## Materials provided
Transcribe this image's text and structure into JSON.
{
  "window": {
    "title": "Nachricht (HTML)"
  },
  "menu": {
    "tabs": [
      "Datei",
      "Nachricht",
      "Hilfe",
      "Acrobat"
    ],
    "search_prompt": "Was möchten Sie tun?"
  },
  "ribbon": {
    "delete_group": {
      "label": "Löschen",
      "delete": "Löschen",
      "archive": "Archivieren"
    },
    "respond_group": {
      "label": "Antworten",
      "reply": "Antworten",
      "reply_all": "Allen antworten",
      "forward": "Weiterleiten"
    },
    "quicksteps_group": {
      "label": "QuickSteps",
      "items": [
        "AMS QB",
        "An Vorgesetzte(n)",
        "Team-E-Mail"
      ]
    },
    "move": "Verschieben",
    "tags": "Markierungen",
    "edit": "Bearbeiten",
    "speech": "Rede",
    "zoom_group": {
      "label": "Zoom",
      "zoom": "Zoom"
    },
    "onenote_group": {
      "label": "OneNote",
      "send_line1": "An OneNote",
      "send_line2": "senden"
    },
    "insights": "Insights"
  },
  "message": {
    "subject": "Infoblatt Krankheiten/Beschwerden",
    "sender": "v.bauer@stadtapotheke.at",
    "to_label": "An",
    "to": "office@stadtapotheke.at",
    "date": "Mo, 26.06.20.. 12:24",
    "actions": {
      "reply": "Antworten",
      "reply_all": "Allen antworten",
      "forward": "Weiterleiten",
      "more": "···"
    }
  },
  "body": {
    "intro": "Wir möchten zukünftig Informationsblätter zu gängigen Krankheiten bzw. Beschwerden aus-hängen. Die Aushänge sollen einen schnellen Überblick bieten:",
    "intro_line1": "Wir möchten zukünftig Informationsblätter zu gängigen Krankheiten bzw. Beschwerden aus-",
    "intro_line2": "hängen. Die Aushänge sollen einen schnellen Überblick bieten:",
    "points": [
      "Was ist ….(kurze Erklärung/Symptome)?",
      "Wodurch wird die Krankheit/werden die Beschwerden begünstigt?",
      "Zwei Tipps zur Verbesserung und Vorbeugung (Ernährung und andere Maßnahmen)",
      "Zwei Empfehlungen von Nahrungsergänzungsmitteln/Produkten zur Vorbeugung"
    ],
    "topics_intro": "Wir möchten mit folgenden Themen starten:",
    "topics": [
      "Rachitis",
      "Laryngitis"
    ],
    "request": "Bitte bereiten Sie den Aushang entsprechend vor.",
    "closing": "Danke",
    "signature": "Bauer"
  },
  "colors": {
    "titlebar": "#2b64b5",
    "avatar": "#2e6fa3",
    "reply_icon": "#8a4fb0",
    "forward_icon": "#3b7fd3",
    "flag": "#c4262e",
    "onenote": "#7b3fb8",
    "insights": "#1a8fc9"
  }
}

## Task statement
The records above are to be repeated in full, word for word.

## Completed exercise
Transcribe this image's text and structure into JSON.
{
  "window": {
    "title": "Nachricht (HTML)"
  },
  "menu": {
    "tabs": [
      "Datei",
      "Nachricht",
      "Hilfe",
      "Acrobat"
    ],
    "search_prompt": "Was möchten Sie tun?"
  },
  "ribbon": {
    "delete_group": {
      "label": "Löschen",
      "delete": "Löschen",
      "archive": "Archivieren"
    },
    "respond_group": {
      "label": "Antworten",
      "reply": "Antworten",
      "reply_all": "Allen antworten",
      "forward": "Weiterleiten"
    },
    "quicksteps_group": {
      "label": "QuickSteps",
      "items": [
        "AMS QB",
        "An Vorgesetzte(n)",
        "Team-E-Mail"
      ]
    },
    "move": "Verschieben",
    "tags": "Markierungen",
    "edit": "Bearbeiten",
    "speech": "Rede",
    "zoom_group": {
      "label": "Zoom",
      "zoom": "Zoom"
    },
    "onenote_group": {
      "label": "OneNote",
      "send_line1": "An OneNote",
      "send_line2": "senden"
    },
    "insights": "Insights"
  },
  "message": {
    "subject": "Infoblatt Krankheiten/Beschwerden",
    "sender": "v.bauer@stadtapotheke.at",
    "to_label": "An",
    "to": "office@stadtapotheke.at",
    "date": "Mo, 26.06.20.. 12:24",
    "actions": {
      "reply": "Antworten",
      "reply_all": "Allen antworten",
      "forward": "Weiterleiten",
      "more": "···"
    }
  },
  "body": {
    "intro": "Wir möchten zukünftig Informationsblätter zu gängigen Krankheiten bzw. Beschwerden aus-hängen. Die Aushänge sollen einen schnellen Überblick bieten:",
    "intro_line1": "Wir möchten zukünftig Informationsblätter zu gängigen Krankheiten bzw. Beschwerden aus-",
    "intro_line2": "hängen. Die Aushänge sollen einen schnellen Überblick bieten:",
    "points": [
      "Was ist ….(kurze Erklärung/Symptome)?",
      "Wodurch wird die Krankheit/werden die Beschwerden begünstigt?",
      "Zwei Tipps zur Verbesserung und Vorbeugung (Ernährung und andere Maßnahmen)",
      "Zwei Empfehlungen von Nahrungsergänzungsmitteln/Produkten zur Vorbeugung"
    ],
    "topics_intro": "Wir möchten mit folgenden Themen starten:",
    "topics": [
      "Rachitis",
      "Laryngitis"
    ],
    "request": "Bitte bereiten Sie den Aushang entsprechend vor.",
    "closing": "Danke",
    "signature": "Bauer"
  },
  "colors": {
    "titlebar": "#2b64b5",
    "avatar": "#2e6fa3",
    "reply_icon": "#8a4fb0",
    "forward_icon": "#3b7fd3",
    "flag": "#c4262e",
    "onenote": "#7b3fb8",
    "insights": "#1a8fc9"
  }
}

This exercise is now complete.